THE PROBLEM: Omit the images. Restate all of the records word for word.

++++++++++++++++++++

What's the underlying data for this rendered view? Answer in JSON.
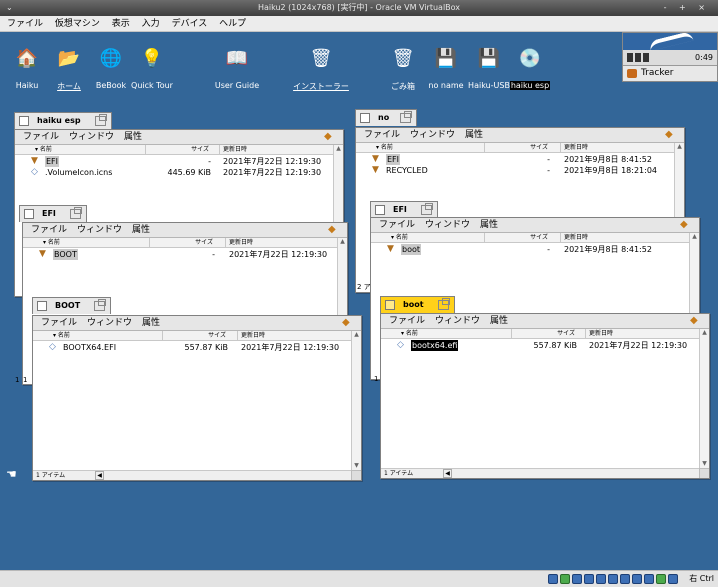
{
  "titlebar": {
    "title": "Haiku2 (1024x768) [実行中] - Oracle VM VirtualBox",
    "left_icon": "chevron-down-icon",
    "controls": "- + ×"
  },
  "menubar": [
    "ファイル",
    "仮想マシン",
    "表示",
    "入力",
    "デバイス",
    "ヘルプ"
  ],
  "desktop_icons": [
    {
      "label": "Haiku",
      "icon": "home-icon",
      "glyph": "🏠"
    },
    {
      "label": "ホーム",
      "icon": "home-folder-icon",
      "glyph": "📂",
      "underline": true
    },
    {
      "label": "BeBook",
      "icon": "bebook-icon",
      "glyph": "🌐"
    },
    {
      "label": "Quick Tour",
      "icon": "quicktour-icon",
      "glyph": "💡"
    },
    {
      "label": "User Guide",
      "icon": "user-guide-icon",
      "glyph": "📖"
    },
    {
      "label": "インストーラー",
      "icon": "installer-icon",
      "glyph": "🗑",
      "underline": true
    },
    {
      "label": "ごみ箱",
      "icon": "trash-icon",
      "glyph": "🗑"
    },
    {
      "label": "no name",
      "icon": "disk-icon",
      "glyph": "💾"
    },
    {
      "label": "Haiku-USB",
      "icon": "usb-disk-icon",
      "glyph": "💾"
    },
    {
      "label": "haiku esp",
      "icon": "cd-icon",
      "glyph": "💿",
      "selected": true
    }
  ],
  "deskbar": {
    "clock": "0:49",
    "tracker": "Tracker"
  },
  "left_windows": [
    {
      "tab": "haiku esp",
      "menu": [
        "ファイル",
        "ウィンドウ",
        "属性"
      ],
      "columns": {
        "name": "名前",
        "size": "サイズ",
        "date": "更新日時"
      },
      "rows": [
        {
          "name": "EFI",
          "size": "-",
          "date": "2021年7月22日 12:19:30",
          "kind": "folder",
          "hl": true
        },
        {
          "name": ".VolumeIcon.icns",
          "size": "445.69 KiB",
          "date": "2021年7月22日 12:19:30",
          "kind": "file"
        }
      ]
    },
    {
      "tab": "EFI",
      "menu": [
        "ファイル",
        "ウィンドウ",
        "属性"
      ],
      "columns": {
        "name": "名前",
        "size": "サイズ",
        "date": "更新日時"
      },
      "rows": [
        {
          "name": "BOOT",
          "size": "-",
          "date": "2021年7月22日 12:19:30",
          "kind": "folder",
          "hl": true
        }
      ]
    },
    {
      "tab": "BOOT",
      "menu": [
        "ファイル",
        "ウィンドウ",
        "属性"
      ],
      "columns": {
        "name": "名前",
        "size": "サイズ",
        "date": "更新日時"
      },
      "rows": [
        {
          "name": "BOOTX64.EFI",
          "size": "557.87 KiB",
          "date": "2021年7月22日 12:19:30",
          "kind": "file"
        }
      ],
      "status": "1 アイテム"
    }
  ],
  "right_windows": [
    {
      "tab": "no name",
      "menu": [
        "ファイル",
        "ウィンドウ",
        "属性"
      ],
      "columns": {
        "name": "名前",
        "size": "サイズ",
        "date": "更新日時"
      },
      "rows": [
        {
          "name": "EFI",
          "size": "-",
          "date": "2021年9月8日 8:41:52",
          "kind": "folder",
          "hl": true
        },
        {
          "name": "RECYCLED",
          "size": "-",
          "date": "2021年9月8日 18:21:04",
          "kind": "folder"
        }
      ]
    },
    {
      "tab": "EFI",
      "menu": [
        "ファイル",
        "ウィンドウ",
        "属性"
      ],
      "columns": {
        "name": "名前",
        "size": "サイズ",
        "date": "更新日時"
      },
      "rows": [
        {
          "name": "boot",
          "size": "-",
          "date": "2021年9月8日 8:41:52",
          "kind": "folder",
          "hl": true
        }
      ]
    },
    {
      "tab": "boot",
      "active": true,
      "menu": [
        "ファイル",
        "ウィンドウ",
        "属性"
      ],
      "columns": {
        "name": "名前",
        "size": "サイズ",
        "date": "更新日時"
      },
      "rows": [
        {
          "name": "bootx64.efi",
          "size": "557.87 KiB",
          "date": "2021年7月22日 12:19:30",
          "kind": "file",
          "sel": true
        }
      ],
      "status": "1 アイテム"
    }
  ],
  "side_fragments": {
    "left_a": "1",
    "left_b": "1",
    "right_a": "2 ア",
    "right_b": "1"
  },
  "statusbar": {
    "host_key": "右 Ctrl"
  },
  "colors": {
    "desktop": "#336698",
    "active_tab": "#ffd11a",
    "tab": "#e8e8e8"
  }
}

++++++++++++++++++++

WRITTEN ANSWER:
What's the underlying data for this rendered view? Answer in JSON.
{
  "titlebar": {
    "title": "Haiku2 (1024x768) [実行中] - Oracle VM VirtualBox",
    "left_icon": "chevron-down-icon",
    "controls": "- + ×"
  },
  "menubar": [
    "ファイル",
    "仮想マシン",
    "表示",
    "入力",
    "デバイス",
    "ヘルプ"
  ],
  "desktop_icons": [
    {
      "label": "Haiku",
      "icon": "home-icon",
      "glyph": "🏠"
    },
    {
      "label": "ホーム",
      "icon": "home-folder-icon",
      "glyph": "📂",
      "underline": true
    },
    {
      "label": "BeBook",
      "icon": "bebook-icon",
      "glyph": "🌐"
    },
    {
      "label": "Quick Tour",
      "icon": "quicktour-icon",
      "glyph": "💡"
    },
    {
      "label": "User Guide",
      "icon": "user-guide-icon",
      "glyph": "📖"
    },
    {
      "label": "インストーラー",
      "icon": "installer-icon",
      "glyph": "🗑",
      "underline": true
    },
    {
      "label": "ごみ箱",
      "icon": "trash-icon",
      "glyph": "🗑"
    },
    {
      "label": "no name",
      "icon": "disk-icon",
      "glyph": "💾"
    },
    {
      "label": "Haiku-USB",
      "icon": "usb-disk-icon",
      "glyph": "💾"
    },
    {
      "label": "haiku esp",
      "icon": "cd-icon",
      "glyph": "💿",
      "selected": true
    }
  ],
  "deskbar": {
    "clock": "0:49",
    "tracker": "Tracker"
  },
  "left_windows": [
    {
      "tab": "haiku esp",
      "menu": [
        "ファイル",
        "ウィンドウ",
        "属性"
      ],
      "columns": {
        "name": "名前",
        "size": "サイズ",
        "date": "更新日時"
      },
      "rows": [
        {
          "name": "EFI",
          "size": "-",
          "date": "2021年7月22日 12:19:30",
          "kind": "folder",
          "hl": true
        },
        {
          "name": ".VolumeIcon.icns",
          "size": "445.69 KiB",
          "date": "2021年7月22日 12:19:30",
          "kind": "file"
        }
      ]
    },
    {
      "tab": "EFI",
      "menu": [
        "ファイル",
        "ウィンドウ",
        "属性"
      ],
      "columns": {
        "name": "名前",
        "size": "サイズ",
        "date": "更新日時"
      },
      "rows": [
        {
          "name": "BOOT",
          "size": "-",
          "date": "2021年7月22日 12:19:30",
          "kind": "folder",
          "hl": true
        }
      ]
    },
    {
      "tab": "BOOT",
      "menu": [
        "ファイル",
        "ウィンドウ",
        "属性"
      ],
      "columns": {
        "name": "名前",
        "size": "サイズ",
        "date": "更新日時"
      },
      "rows": [
        {
          "name": "BOOTX64.EFI",
          "size": "557.87 KiB",
          "date": "2021年7月22日 12:19:30",
          "kind": "file"
        }
      ],
      "status": "1 アイテム"
    }
  ],
  "right_windows": [
    {
      "tab": "no name",
      "menu": [
        "ファイル",
        "ウィンドウ",
        "属性"
      ],
      "columns": {
        "name": "名前",
        "size": "サイズ",
        "date": "更新日時"
      },
      "rows": [
        {
          "name": "EFI",
          "size": "-",
          "date": "2021年9月8日 8:41:52",
          "kind": "folder",
          "hl": true
        },
        {
          "name": "RECYCLED",
          "size": "-",
          "date": "2021年9月8日 18:21:04",
          "kind": "folder"
        }
      ]
    },
    {
      "tab": "EFI",
      "menu": [
        "ファイル",
        "ウィンドウ",
        "属性"
      ],
      "columns": {
        "name": "名前",
        "size": "サイズ",
        "date": "更新日時"
      },
      "rows": [
        {
          "name": "boot",
          "size": "-",
          "date": "2021年9月8日 8:41:52",
          "kind": "folder",
          "hl": true
        }
      ]
    },
    {
      "tab": "boot",
      "active": true,
      "menu": [
        "ファイル",
        "ウィンドウ",
        "属性"
      ],
      "columns": {
        "name": "名前",
        "size": "サイズ",
        "date": "更新日時"
      },
      "rows": [
        {
          "name": "bootx64.efi",
          "size": "557.87 KiB",
          "date": "2021年7月22日 12:19:30",
          "kind": "file",
          "sel": true
        }
      ],
      "status": "1 アイテム"
    }
  ],
  "side_fragments": {
    "left_a": "1",
    "left_b": "1",
    "right_a": "2 ア",
    "right_b": "1"
  },
  "statusbar": {
    "host_key": "右 Ctrl"
  },
  "colors": {
    "desktop": "#336698",
    "active_tab": "#ffd11a",
    "tab": "#e8e8e8"
  }
}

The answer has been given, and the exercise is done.